Methane – is the sleeping giant awakening?
Methane, the main component of natural gas, is in abundant supply. Yet enormous hidden sources of this potent greenhouse gas are in danger of being released into the atmosphere, accelerating climate change.
Methane (CH4) seems to be a true blessing: it serves us well as an energy source in the form of natural gas. And while it’s a fossil fuel, it is very clean burning — very few pollutants other than carbon dioxide (CO2) are released, and that amount is small, compared to the amount released in burning coal. New sources of natural gas right here in the U.S. have made natural gas comparatively inexpensive. Those new sources are both land-based, in the form of the controversial hydraulic fracturing technique (or “fracking,”) and water-based, in the form of conventional well drilling in the Gulf of Mexico.
Yet methane is about twenty times more potent a greenhouse gas (GHG) than is carbon dioxide, though in much lower concentration in our atmosphere. It comes from a variety of sources: organic wastes including human and animal manure, bogs, wetlands and landfills. More recently, it is being released from melting permafrost in the Arctic.
Potentially, from under the seas, there are the methane clathrates or methane hydrates. These are water ice and liquid methane structures formed under high pressure or extreme cold as found in very deep water or Arctic soil. Hydrates concentrate methane to some 160 times its gaseous state. According to the U.S. Geological Survey, the Gulf of Mexico is rich in these methane hydrates and could even serve as a source for future natural gas. Some estimates suggest there are tens of thousands of trillion cubic feet of natural gas tied up in methane hydrates near continental shelves.

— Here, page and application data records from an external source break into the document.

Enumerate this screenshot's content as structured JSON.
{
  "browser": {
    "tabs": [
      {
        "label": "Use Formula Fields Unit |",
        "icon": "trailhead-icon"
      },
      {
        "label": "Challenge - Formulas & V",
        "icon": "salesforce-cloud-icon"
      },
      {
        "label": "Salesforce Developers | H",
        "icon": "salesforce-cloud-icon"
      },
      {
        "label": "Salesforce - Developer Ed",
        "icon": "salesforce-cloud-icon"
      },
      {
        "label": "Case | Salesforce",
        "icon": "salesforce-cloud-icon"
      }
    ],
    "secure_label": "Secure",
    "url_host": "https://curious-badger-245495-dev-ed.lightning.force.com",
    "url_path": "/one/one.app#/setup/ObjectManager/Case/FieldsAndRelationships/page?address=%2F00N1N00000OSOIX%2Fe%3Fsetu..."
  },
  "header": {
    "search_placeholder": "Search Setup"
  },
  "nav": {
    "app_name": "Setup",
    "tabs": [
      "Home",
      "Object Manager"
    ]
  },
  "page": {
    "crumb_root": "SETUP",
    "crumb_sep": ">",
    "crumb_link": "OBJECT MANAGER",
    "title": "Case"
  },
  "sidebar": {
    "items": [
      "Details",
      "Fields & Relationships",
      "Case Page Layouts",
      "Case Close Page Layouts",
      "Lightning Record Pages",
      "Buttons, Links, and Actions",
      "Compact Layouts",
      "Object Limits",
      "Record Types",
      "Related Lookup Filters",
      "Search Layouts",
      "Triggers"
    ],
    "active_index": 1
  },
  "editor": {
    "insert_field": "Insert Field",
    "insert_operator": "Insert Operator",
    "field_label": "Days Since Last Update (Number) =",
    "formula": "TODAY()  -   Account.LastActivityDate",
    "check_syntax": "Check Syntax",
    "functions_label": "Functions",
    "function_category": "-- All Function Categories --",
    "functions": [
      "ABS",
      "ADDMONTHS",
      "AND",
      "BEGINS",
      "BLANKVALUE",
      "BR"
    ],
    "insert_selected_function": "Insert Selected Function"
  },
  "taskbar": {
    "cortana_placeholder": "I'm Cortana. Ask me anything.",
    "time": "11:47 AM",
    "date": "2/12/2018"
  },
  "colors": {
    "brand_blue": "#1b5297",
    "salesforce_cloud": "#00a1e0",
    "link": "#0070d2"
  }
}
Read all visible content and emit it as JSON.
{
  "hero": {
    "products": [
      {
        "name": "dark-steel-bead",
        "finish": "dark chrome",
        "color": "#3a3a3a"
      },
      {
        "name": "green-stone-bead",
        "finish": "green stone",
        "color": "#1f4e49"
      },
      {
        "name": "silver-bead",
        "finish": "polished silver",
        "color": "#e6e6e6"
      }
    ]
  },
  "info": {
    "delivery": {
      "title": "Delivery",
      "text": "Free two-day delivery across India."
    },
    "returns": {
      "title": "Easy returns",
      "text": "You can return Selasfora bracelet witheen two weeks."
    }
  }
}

There is some scientific discussion on how these frozen hydrates might let go of their methane, but one scenario suggests that warmer surface waters mixing with deeper ocean strata will melt the ice and release the bound methane. Another is release of methane from permafrost.
It turns out that waters of the Arctic Ocean are saturated with methane. Recent pole- to-pole air sampling flights have shown methane levels in the Arctic Ocean air to be slightly higher than normal background levels. It isn’t that much – a half of a percent – but the area involved is some 5,427,000 square miles, so it could add up to significant contributions of greenhouse gas in our atmosphere. Permafrost, so named because the soil under the top layer never really defrosts, is beginning to do just that: defrost, releasing methane from the frozen hydrates.
Many old coal-fired electrical power plants are being scrapped across the United States over the next few years to be replaced by natural gas burners — a clear benefit to our air quality and a net negative for GHG build up. As a heating source, cheaper natural gas also means a welcome relief for many family budgets. That’s the good news.
The other side of the methane coin may be a danger that global warming would release more methane from permafrost and deep ocean sources and eventually trigger a feedback loop leading to more rapid atmospheric and ocean warming, leading to more methane release, and so on.
Perhaps how we learn to control our contribution to global warming will help determine the contribution of this powerful resource toward benefit rather than danger.